Please give only the number of lines in the listing below that contain "Balance".

--------------------

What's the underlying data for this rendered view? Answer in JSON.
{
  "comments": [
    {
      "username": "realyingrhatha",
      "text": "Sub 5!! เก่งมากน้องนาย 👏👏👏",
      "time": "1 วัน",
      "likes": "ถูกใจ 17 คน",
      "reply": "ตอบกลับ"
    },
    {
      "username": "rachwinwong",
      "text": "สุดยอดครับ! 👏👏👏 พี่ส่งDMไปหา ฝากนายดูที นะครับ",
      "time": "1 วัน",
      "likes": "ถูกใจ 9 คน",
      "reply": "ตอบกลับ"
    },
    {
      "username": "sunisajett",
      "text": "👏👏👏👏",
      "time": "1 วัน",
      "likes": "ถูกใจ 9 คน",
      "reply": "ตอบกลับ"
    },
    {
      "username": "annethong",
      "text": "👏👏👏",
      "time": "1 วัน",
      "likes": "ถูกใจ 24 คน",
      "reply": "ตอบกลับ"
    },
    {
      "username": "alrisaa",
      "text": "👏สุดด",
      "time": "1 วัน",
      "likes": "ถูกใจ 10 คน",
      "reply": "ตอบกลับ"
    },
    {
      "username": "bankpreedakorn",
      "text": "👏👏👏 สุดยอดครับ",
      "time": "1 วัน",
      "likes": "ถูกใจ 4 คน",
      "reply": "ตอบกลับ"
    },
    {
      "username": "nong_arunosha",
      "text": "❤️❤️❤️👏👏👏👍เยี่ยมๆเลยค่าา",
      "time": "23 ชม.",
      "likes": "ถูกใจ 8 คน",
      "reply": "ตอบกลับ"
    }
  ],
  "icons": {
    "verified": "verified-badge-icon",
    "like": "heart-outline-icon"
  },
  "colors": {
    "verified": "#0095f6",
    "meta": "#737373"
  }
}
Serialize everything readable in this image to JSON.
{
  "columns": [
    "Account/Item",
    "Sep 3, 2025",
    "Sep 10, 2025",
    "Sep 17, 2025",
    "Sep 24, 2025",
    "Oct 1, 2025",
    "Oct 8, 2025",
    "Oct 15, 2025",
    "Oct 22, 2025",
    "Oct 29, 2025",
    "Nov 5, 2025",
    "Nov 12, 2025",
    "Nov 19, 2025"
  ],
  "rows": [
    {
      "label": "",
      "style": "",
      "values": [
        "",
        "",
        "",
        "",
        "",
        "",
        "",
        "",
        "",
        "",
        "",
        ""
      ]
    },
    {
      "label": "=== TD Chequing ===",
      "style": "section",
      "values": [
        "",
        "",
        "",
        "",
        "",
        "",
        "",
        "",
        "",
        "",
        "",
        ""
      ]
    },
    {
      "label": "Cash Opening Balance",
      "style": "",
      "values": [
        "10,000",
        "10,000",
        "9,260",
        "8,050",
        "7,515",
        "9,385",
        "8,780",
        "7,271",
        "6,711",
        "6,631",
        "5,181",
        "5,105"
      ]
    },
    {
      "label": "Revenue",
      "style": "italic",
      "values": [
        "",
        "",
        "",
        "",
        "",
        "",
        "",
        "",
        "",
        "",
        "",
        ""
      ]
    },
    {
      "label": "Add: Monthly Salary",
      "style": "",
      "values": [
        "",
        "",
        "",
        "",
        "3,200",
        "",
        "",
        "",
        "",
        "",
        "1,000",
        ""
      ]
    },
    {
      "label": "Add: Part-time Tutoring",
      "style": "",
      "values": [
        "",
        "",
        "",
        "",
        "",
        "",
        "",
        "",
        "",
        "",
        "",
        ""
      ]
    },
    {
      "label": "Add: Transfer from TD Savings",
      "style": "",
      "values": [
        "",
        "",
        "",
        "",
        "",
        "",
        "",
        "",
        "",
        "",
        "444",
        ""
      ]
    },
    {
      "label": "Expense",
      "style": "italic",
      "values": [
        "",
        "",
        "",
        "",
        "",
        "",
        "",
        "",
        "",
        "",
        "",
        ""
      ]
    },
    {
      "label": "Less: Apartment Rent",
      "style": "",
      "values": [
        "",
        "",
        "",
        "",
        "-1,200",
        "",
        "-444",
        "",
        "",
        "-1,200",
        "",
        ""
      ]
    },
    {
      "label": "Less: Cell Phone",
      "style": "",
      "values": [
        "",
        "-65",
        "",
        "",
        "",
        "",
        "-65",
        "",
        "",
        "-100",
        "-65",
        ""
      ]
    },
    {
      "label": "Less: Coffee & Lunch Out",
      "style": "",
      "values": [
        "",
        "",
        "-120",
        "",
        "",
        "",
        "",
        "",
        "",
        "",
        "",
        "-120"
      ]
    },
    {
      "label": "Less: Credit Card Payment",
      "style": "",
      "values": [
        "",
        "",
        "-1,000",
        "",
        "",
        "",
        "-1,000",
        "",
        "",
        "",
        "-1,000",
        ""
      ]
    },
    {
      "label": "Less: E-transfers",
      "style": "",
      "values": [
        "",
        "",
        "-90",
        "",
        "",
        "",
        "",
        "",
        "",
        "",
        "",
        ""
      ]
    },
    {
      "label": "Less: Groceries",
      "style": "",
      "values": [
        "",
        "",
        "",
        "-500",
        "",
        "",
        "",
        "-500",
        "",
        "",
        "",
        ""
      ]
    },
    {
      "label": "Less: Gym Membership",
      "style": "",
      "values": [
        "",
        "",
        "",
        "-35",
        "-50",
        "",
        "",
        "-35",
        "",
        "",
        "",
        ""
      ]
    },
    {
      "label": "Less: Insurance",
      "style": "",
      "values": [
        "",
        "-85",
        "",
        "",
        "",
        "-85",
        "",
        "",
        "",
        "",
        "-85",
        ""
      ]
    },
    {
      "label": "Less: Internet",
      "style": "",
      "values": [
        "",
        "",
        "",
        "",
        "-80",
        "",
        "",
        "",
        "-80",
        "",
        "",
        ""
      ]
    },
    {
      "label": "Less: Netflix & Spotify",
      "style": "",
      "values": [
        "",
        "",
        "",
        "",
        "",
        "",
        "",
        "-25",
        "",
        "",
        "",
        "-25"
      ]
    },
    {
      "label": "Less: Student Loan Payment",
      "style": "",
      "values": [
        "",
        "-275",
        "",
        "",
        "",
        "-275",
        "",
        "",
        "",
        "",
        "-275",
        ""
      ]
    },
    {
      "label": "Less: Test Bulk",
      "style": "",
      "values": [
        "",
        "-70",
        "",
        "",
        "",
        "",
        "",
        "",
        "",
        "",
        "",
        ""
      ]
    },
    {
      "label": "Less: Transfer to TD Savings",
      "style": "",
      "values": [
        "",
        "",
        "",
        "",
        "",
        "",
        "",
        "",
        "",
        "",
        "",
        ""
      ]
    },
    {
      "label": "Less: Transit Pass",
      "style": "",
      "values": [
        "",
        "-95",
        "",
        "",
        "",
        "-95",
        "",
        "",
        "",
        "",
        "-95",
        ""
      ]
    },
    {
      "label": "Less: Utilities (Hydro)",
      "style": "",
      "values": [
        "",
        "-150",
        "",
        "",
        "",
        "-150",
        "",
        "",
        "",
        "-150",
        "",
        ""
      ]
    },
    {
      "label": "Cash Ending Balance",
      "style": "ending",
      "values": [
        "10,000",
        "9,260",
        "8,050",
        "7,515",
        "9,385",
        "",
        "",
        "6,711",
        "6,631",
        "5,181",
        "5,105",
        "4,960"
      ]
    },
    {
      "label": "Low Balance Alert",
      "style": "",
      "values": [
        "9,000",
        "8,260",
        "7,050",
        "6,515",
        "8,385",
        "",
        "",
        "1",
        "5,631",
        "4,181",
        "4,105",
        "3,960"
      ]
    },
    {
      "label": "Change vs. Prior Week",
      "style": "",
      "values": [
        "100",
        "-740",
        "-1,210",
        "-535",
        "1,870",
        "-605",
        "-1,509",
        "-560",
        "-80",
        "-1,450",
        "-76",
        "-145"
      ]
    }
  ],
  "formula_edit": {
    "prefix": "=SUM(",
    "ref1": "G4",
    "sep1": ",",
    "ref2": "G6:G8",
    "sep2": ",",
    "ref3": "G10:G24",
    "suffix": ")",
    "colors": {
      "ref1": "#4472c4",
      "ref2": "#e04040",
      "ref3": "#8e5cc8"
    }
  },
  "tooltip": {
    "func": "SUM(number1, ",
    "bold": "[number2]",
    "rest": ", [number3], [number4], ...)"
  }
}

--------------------

[Answer space]
3